Culture change is almost automatic when decision rights change
From DANIEL MEZICK
Scrum, Kanban, DevOps. Etc. All are best viewed as a pre-fabricated systems of decision rights.
Scrum is a good example. The roles, artifacts and events defined in Scrum are typically implemented fully. But, the rules about decision rights are usually not implemented or honored. This leads to the appearance of “full-on Scrum” to casual observers. But the decision rights by role are modified, or missing.
Implementing Scrum without those decision rights will not get great results, or change your culture for the better.
Example #2: Kanban
Kanban. Same thing. There are specific decision rights defined in Kanban. The Kanban method says that the Team or a representative member of the Team, and the person requesting work, are to discuss the work, at the boundary of the Kanban board. And they are to characterize it by Work Item Type, before adding the work to the queue. Work Item Type also implies “cycle time” which is how long the requester of the work can be expected to wait for it to complete.
Typically, a representative Team member is the one that has the discussion at the boundary, and decides about the assignment of a specific Work Item Type.
Also typically, the dev-Team member has LESS authority overall than the requester of the work does. This can lead to problems: the dev-team member managing the boundary may end up “caving in” and assigning a Work Item Type with a faster cycle time, because that is what the requester pushes for, and wants. This amounts to an override of Kanban decision rights with respect to who owns the decision about what Work Item Type will be assigned.
Kanban implemented like this will not get you great results, or change your culture.

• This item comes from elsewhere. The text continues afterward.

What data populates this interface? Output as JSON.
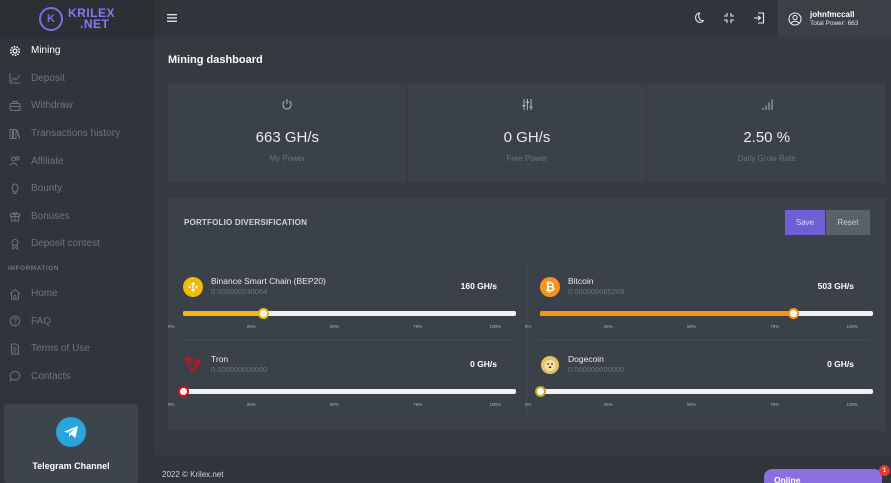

Improving value delivery, quality and so on usually involves changes to how decisions are made, and who make them. Aligning changes to decision rights in service to more value delivery usually involves at least some discomfort at first. This is the price of genuine improvement … and genuine culture change… for the better.